With that said, I must report that I’ve already missed a day.  I spent yesterday morning in the mountains, reading and teaching kids yoga.  Mornings are my usual time for writing, so once I missed that window, it was difficult to fit words into the rest of my day.  I know I helped raise the vibration of the 40 little yogis I was working with, though, so it seems like an even trade.

That’s the thing about changing your patterns and forming new habits.  It’s a practice in and of itself.  You have to be forgiving of your shortcomings and acknowledge that change does not occur over night.  For me, that means that I have to forgive myself when I do miss a day.  I have to circle back the next morning and try again.  I have to recognize that it doesn’t mean I’ve failed or that I should give up, it just means that I’m human and my work isn’t done yet.

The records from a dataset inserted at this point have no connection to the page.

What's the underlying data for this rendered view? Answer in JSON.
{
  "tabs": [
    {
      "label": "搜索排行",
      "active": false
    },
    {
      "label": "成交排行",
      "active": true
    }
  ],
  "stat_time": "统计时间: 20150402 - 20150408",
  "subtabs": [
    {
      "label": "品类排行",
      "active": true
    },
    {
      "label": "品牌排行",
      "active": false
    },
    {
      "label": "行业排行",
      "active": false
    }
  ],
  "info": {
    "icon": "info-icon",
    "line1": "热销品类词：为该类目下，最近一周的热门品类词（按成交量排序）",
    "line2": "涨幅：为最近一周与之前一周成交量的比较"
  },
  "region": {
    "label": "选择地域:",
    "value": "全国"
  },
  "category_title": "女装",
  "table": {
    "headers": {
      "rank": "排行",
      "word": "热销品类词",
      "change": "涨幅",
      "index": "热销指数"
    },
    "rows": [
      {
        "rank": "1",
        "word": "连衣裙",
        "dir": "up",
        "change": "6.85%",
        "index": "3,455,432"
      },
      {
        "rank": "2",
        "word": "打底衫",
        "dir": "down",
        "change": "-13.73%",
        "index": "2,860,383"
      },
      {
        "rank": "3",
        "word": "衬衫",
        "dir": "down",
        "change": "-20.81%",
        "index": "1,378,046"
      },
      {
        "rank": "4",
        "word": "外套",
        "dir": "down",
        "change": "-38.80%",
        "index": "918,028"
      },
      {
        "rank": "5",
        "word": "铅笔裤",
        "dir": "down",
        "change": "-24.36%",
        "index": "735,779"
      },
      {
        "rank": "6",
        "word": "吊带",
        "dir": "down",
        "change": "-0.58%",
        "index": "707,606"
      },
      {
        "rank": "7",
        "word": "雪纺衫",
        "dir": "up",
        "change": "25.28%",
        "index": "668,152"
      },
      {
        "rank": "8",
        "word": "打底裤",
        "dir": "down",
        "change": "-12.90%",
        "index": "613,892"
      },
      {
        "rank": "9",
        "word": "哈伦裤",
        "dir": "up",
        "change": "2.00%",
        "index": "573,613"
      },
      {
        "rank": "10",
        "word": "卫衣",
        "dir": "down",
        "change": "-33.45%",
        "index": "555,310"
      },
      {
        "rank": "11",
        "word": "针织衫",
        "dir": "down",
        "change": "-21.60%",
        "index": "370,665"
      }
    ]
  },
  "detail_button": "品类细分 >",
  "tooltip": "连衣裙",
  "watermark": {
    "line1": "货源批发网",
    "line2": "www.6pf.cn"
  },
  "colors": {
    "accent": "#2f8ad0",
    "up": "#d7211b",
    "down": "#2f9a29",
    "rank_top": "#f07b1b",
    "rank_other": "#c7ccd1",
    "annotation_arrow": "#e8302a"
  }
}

Perhaps one of the best indicators of whether or not a habit has taken root is how it is affected by disruptions.  Once we get to the point where missing a day is simply missing a day, not the beginning of the end or an indication that we are backsliding into our old patterns, I think it’s a sign that the changes we’ve made are starting to stick.  Thoughts?